Indiana University Libraries Moving Image Archive

Oscar Nominees and Award Winning Films

Tee, Nick, Stephen 1971 Academy Awards Ceremony

Bosustow brothers, Tee (left) and Nick (right), pose with their father (center) with the Best Cartoon Oscar after the 1971 Academy Awards.

The Bosustow family's films, including Stephen and his two sons, Nick and Tee, have won hundreds of awards and honors all over the world, including a staggering number of Oscar awards and nominations.

Stephen Bosustow's pioneering production company, United Productions of America, or simply UPA, produced 15 Oscar nominated films between 1948 and 1957, with three award winners in the Short Subject (Cartoon) category, that include: Gerald McBoing-Boing (1950), When Magoo Flew (1954), and Magoo's Puddle Jumper (1956).

UPA's creative apex is maybe most evident in their sweep of the 29th Academy Awards in 1957, when they received all three nominations for Best Cartoon and came away with the award for Magoo's Puddle Jumper - a creative feat that has yet to be duplicated! The other two nominated films were Gerald McBoing! Boing! on Planet Moo (1956) and The Jaywalker (1956).

The following clip depicts the presentation of the 1957 Academy Awards ceremony for Best Cartoon, hosted by Jerry Lewis with the award presented by child star Patty McCormack. Pete Burness, the film's director, would accept the award in place of Stephen Bosustow.

Nick Bosustow 1971 Oscar Acceptance

Nick Bosustow accepting the Oscar for Best Cartoon at the 1971 Academy Awards ceremony for Is It Always Right to Be Right?

Building on the award studded legacy of his father, Nick Bosustow won the 1971 Oscar for producing the widely praised Is It Always Right to Be Right? in the Short Subjects (Cartoon) category, which was also edited by his brother, Tee. The film combines a wildly kinetic animation style that has a powerful message - one of humility and tolerance for humanity that cuts across political, racial, and national boundaries.

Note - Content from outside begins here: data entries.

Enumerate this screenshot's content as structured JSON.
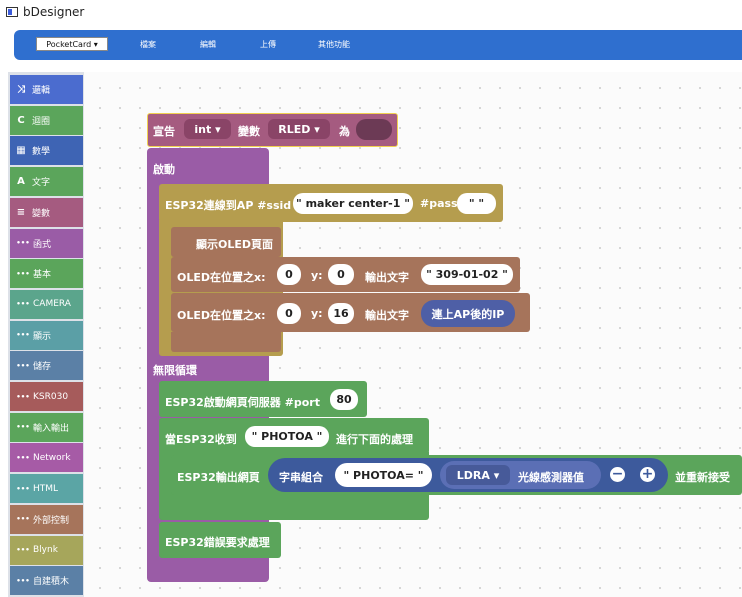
{
  "app": {
    "title": "bDesigner"
  },
  "menubar": {
    "device": "PocketCard ▾",
    "items": [
      "檔案",
      "編輯",
      "上傳",
      "其他功能"
    ]
  },
  "toolbox": {
    "categories": [
      {
        "label": "邏輯",
        "icon": "⤨",
        "color": "#4b6ccf"
      },
      {
        "label": "迴圈",
        "icon": "C",
        "color": "#5ba55b"
      },
      {
        "label": "數學",
        "icon": "▦",
        "color": "#3e64b4"
      },
      {
        "label": "文字",
        "icon": "A",
        "color": "#5ba55b"
      },
      {
        "label": "變數",
        "icon": "≡",
        "color": "#a55b80"
      },
      {
        "label": "函式",
        "icon": "•••",
        "color": "#9a5ca6"
      },
      {
        "label": "基本",
        "icon": "•••",
        "color": "#5ba55b"
      },
      {
        "label": "CAMERA",
        "icon": "•••",
        "color": "#5ba58c"
      },
      {
        "label": "顯示",
        "icon": "•••",
        "color": "#5b9fa6"
      },
      {
        "label": "儲存",
        "icon": "•••",
        "color": "#5b80a6"
      },
      {
        "label": "KSR030",
        "icon": "•••",
        "color": "#a65b5b"
      },
      {
        "label": "輸入輸出",
        "icon": "•••",
        "color": "#5ba55b"
      },
      {
        "label": "Network",
        "icon": "•••",
        "color": "#a65ba6"
      },
      {
        "label": "HTML",
        "icon": "•••",
        "color": "#5ba5a5"
      },
      {
        "label": "外部控制",
        "icon": "•••",
        "color": "#a6745b"
      },
      {
        "label": "Blynk",
        "icon": "•••",
        "color": "#a6a65b"
      },
      {
        "label": "自建積木",
        "icon": "•••",
        "color": "#5b80a6"
      }
    ]
  },
  "blocks": {
    "declare": {
      "label": "宣告",
      "type": "int ▾",
      "var_label": "變數",
      "var": "RLED ▾",
      "as": "為"
    },
    "setup": {
      "label": "啟動"
    },
    "wifi": {
      "label": "ESP32連線到AP #ssid",
      "ssid": "\" maker center-1 \"",
      "pass_label": "#pass",
      "pass": "\"   \""
    },
    "oled_show": {
      "label": "顯示OLED頁面"
    },
    "oled1": {
      "label": "OLED在位置之x:",
      "x": "0",
      "y_label": "y:",
      "y": "0",
      "out_label": "輸出文字",
      "text": "\" 309-01-02 \""
    },
    "oled2": {
      "label": "OLED在位置之x:",
      "x": "0",
      "y_label": "y:",
      "y": "16",
      "out_label": "輸出文字",
      "text": "連上AP後的IP"
    },
    "loop": {
      "label": "無限循環"
    },
    "webserver": {
      "label": "ESP32啟動網頁伺服器 #port",
      "port": "80"
    },
    "onrecv": {
      "label": "當ESP32收到",
      "text": "\" PHOTOA \"",
      "then": "進行下面的處理"
    },
    "output": {
      "label": "ESP32輸出網頁",
      "join": "字串組合",
      "text": "\" PHOTOA= \"",
      "sensor_pin": "LDRA ▾",
      "sensor_label": "光線感測器值",
      "tail": "並重新接受"
    },
    "error": {
      "label": "ESP32錯誤要求處理"
    }
  },
  "colors": {
    "variable": "#a55b80",
    "setup": "#9a5ca6",
    "wifi": "#b59d4e",
    "oled": "#a6745b",
    "network": "#5ba55b",
    "join": "#3d5a9c",
    "sensor": "#5b6fb5"
  }
}
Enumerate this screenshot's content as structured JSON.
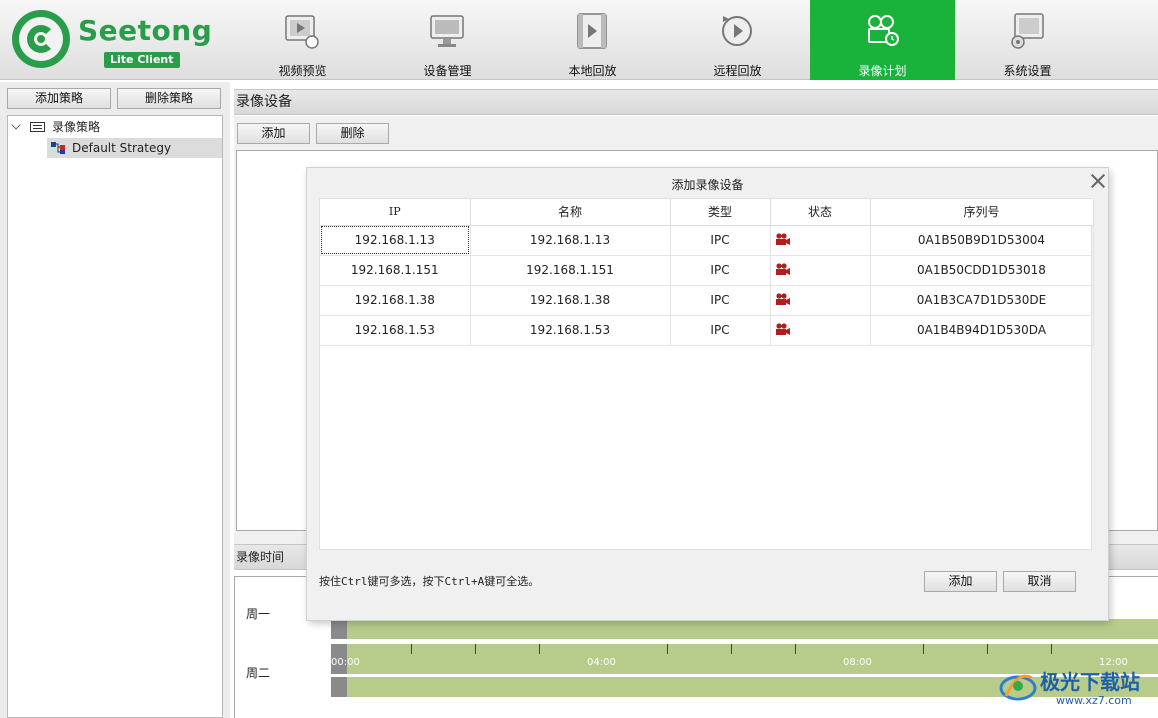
{
  "app": {
    "logo_text": "Seetong",
    "logo_badge": "Lite Client",
    "accent_color": "#19b23a",
    "brand_color": "#2a9d4a"
  },
  "nav": {
    "items": [
      {
        "label": "视频预览",
        "icon": "video-preview-icon"
      },
      {
        "label": "设备管理",
        "icon": "device-management-icon"
      },
      {
        "label": "本地回放",
        "icon": "local-playback-icon"
      },
      {
        "label": "远程回放",
        "icon": "remote-playback-icon"
      },
      {
        "label": "录像计划",
        "icon": "recording-plan-icon",
        "active": true
      },
      {
        "label": "系统设置",
        "icon": "system-settings-icon"
      }
    ]
  },
  "sidebar": {
    "add_label": "添加策略",
    "delete_label": "删除策略",
    "tree": {
      "root_label": "录像策略",
      "child_label": "Default Strategy"
    }
  },
  "record_devices": {
    "title": "录像设备",
    "add_label": "添加",
    "delete_label": "删除"
  },
  "record_time": {
    "title": "录像时间",
    "days": [
      "周一",
      "周二"
    ],
    "ticks": [
      "00:00",
      "04:00",
      "08:00",
      "12:00"
    ],
    "partial_tick_row1": "2:00"
  },
  "dialog": {
    "title": "添加录像设备",
    "columns": [
      "IP",
      "名称",
      "类型",
      "状态",
      "序列号"
    ],
    "rows": [
      {
        "ip": "192.168.1.13",
        "name": "192.168.1.13",
        "type": "IPC",
        "status_icon": "camera-status-icon",
        "serial": "0A1B50B9D1D53004"
      },
      {
        "ip": "192.168.1.151",
        "name": "192.168.1.151",
        "type": "IPC",
        "status_icon": "camera-status-icon",
        "serial": "0A1B50CDD1D53018"
      },
      {
        "ip": "192.168.1.38",
        "name": "192.168.1.38",
        "type": "IPC",
        "status_icon": "camera-status-icon",
        "serial": "0A1B3CA7D1D530DE"
      },
      {
        "ip": "192.168.1.53",
        "name": "192.168.1.53",
        "type": "IPC",
        "status_icon": "camera-status-icon",
        "serial": "0A1B4B94D1D530DA"
      }
    ],
    "hint": "按住Ctrl键可多选，按下Ctrl+A键可全选。",
    "add_label": "添加",
    "cancel_label": "取消"
  },
  "watermark": {
    "text": "极光下载站",
    "url": "www.xz7.com"
  }
}
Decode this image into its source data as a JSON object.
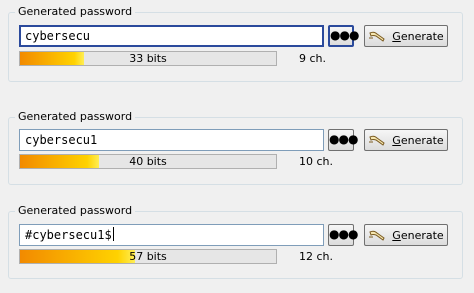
{
  "groups": [
    {
      "title": "Generated password",
      "password": "cybersecu",
      "strength_label": "33 bits",
      "strength_fraction": 0.25,
      "length_label": "9 ch.",
      "generate_label_u": "G",
      "generate_label_rest": "enerate",
      "dots_label": "●●●"
    },
    {
      "title": "Generated password",
      "password": "cybersecu1",
      "strength_label": "40 bits",
      "strength_fraction": 0.31,
      "length_label": "10 ch.",
      "generate_label_u": "G",
      "generate_label_rest": "enerate",
      "dots_label": "●●●"
    },
    {
      "title": "Generated password",
      "password": "#cybersecu1$",
      "strength_label": "57 bits",
      "strength_fraction": 0.45,
      "length_label": "12 ch.",
      "generate_label_u": "G",
      "generate_label_rest": "enerate",
      "dots_label": "●●●"
    }
  ],
  "icons": {
    "generate": "magic-wand-icon"
  }
}
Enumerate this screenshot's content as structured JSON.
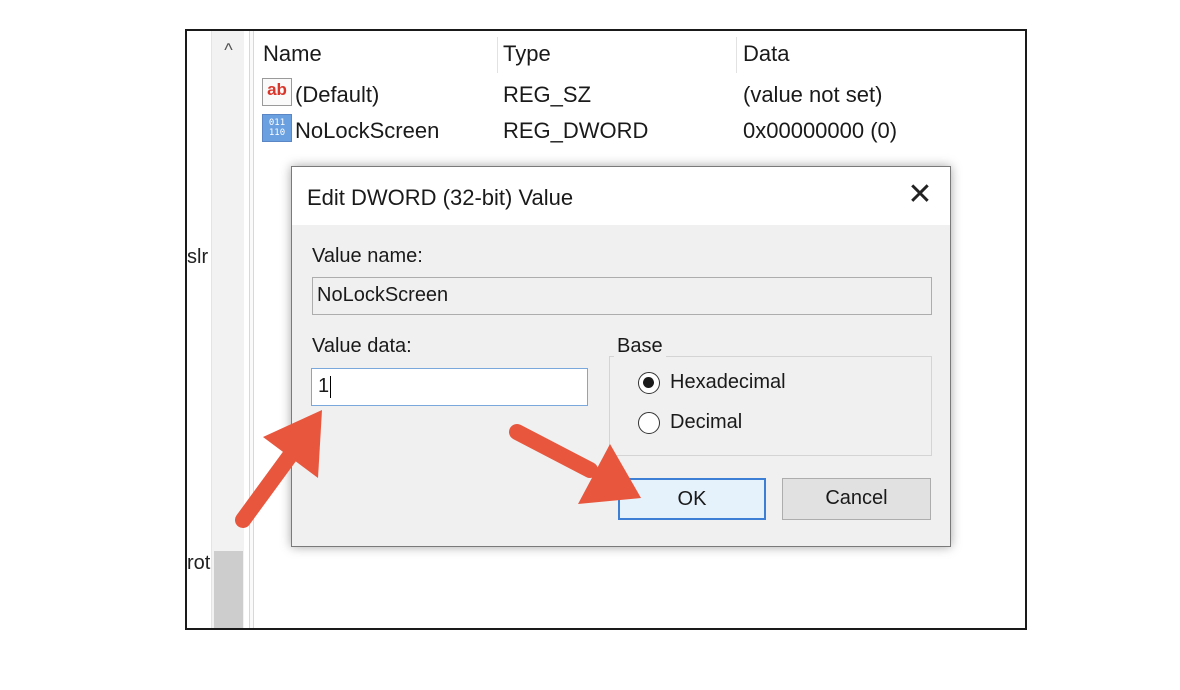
{
  "tree": {
    "fragment_1": "slr",
    "fragment_2": "rot",
    "scroll_up_glyph": "^"
  },
  "list": {
    "headers": {
      "name": "Name",
      "type": "Type",
      "data": "Data"
    },
    "rows": [
      {
        "icon": "string-value-icon",
        "icon_text": "ab",
        "name": "(Default)",
        "type": "REG_SZ",
        "data": "(value not set)"
      },
      {
        "icon": "dword-value-icon",
        "icon_text": "011\n110",
        "name": "NoLockScreen",
        "type": "REG_DWORD",
        "data": "0x00000000 (0)"
      }
    ]
  },
  "dialog": {
    "title": "Edit DWORD (32-bit) Value",
    "close_glyph": "✕",
    "value_name_label": "Value name:",
    "value_name": "NoLockScreen",
    "value_data_label": "Value data:",
    "value_data": "1",
    "base_label": "Base",
    "base_options": [
      {
        "label": "Hexadecimal",
        "selected": true
      },
      {
        "label": "Decimal",
        "selected": false
      }
    ],
    "ok_label": "OK",
    "cancel_label": "Cancel"
  },
  "colors": {
    "arrow": "#e8563d",
    "focus_border": "#3c7fd4"
  }
}
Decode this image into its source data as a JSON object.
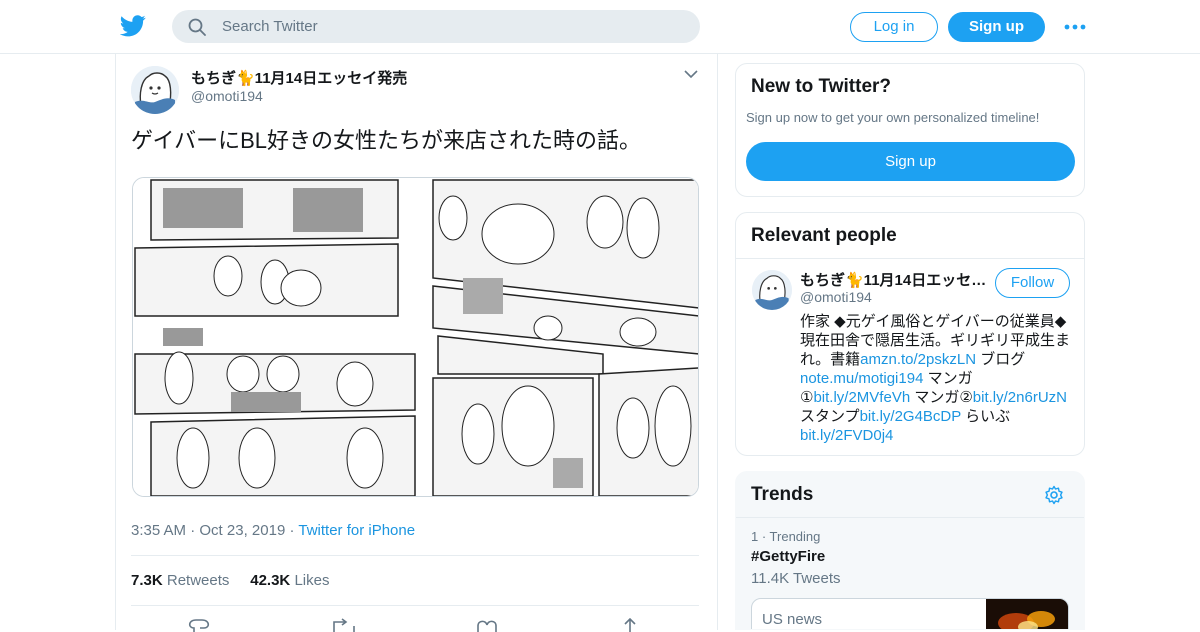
{
  "header": {
    "search_placeholder": "Search Twitter",
    "login_label": "Log in",
    "signup_label": "Sign up",
    "brand_color": "#1da1f2"
  },
  "tweet": {
    "author_name": "もちぎ🐈11月14日エッセイ発売",
    "author_handle": "@omoti194",
    "text": "ゲイバーにBL好きの女性たちが来店された時の話。",
    "time": "3:35 AM",
    "date": "Oct 23, 2019",
    "source": "Twitter for iPhone",
    "retweets_count": "7.3K",
    "retweets_label": "Retweets",
    "likes_count": "42.3K",
    "likes_label": "Likes",
    "icons": [
      "caret-down-icon",
      "reply-icon",
      "retweet-icon",
      "like-icon",
      "share-icon"
    ]
  },
  "new_to_twitter": {
    "title": "New to Twitter?",
    "subtitle": "Sign up now to get your own personalized timeline!",
    "button": "Sign up"
  },
  "relevant_people": {
    "title": "Relevant people",
    "name": "もちぎ🐈11月14日エッセイ発売",
    "handle": "@omoti194",
    "follow": "Follow",
    "bio": {
      "t1": "作家 ◆元ゲイ風俗とゲイバーの従業員◆現在田舎で隠居生活。ギリギリ平成生まれ。書籍",
      "l1": "amzn.to/2pskzLN",
      "t2": " ブログ",
      "l2": "note.mu/motigi194",
      "t3": " マンガ①",
      "l3": "bit.ly/2MVfeVh",
      "t4": " マンガ②",
      "l4": "bit.ly/2n6rUzN",
      "t5": " スタンプ",
      "l5": "bit.ly/2G4BcDP",
      "t6": " らいぶ",
      "l6": "bit.ly/2FVD0j4"
    }
  },
  "trends": {
    "title": "Trends",
    "item_meta": "1 · Trending",
    "item_tag": "#GettyFire",
    "item_count": "11.4K Tweets",
    "news_label": "US news"
  }
}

The film is famously narrated by Orson Welles, who would go on to narrate several animated films for the Bosustows. When imagaining a narrator who could bring the appropriate heft to the film, Nick could think of no one other than the legend himself. In a Hail Mary ploy to entice the legendary writer, director, and actor, Nick autographed a staff photo and sent it to Welles with the script and storyboards attached. Then, they waited... but nothing came of it and they were forced to finish the narration in-house. Out of the blue one day, after the narration and film were essentially finished, Welles called Nick and claims not only will he agree to voice the film but he's already recorded the narration out of his bungalow at the Beverly Hills Hotel. Nick politely pointed out that the narration needed to match the animation, which would have been impossible for Welles to do without seeing the film. He simply replied, "It's been done the only way it can be done. It's waiting for you at the hotel."

Unwilling to pass on the acclaim Welles would bring to the film, the production team had to redo the film to match his narration. Welles never requested payment for any of his contributions to the films, but after his second collaboration settled for a box of Cuban cigars.

Nick was again nominated in 1974 for a wildly creative reimagining of The Legend of John Henry in the Short Subjects (Animation) category. Both films have been archived at the IU Libraries Moving Image Archive and can be viewed in the Watch Films tab.

The following gallery lists the Bosustow family's Academy Award nominations and wins in chronological order.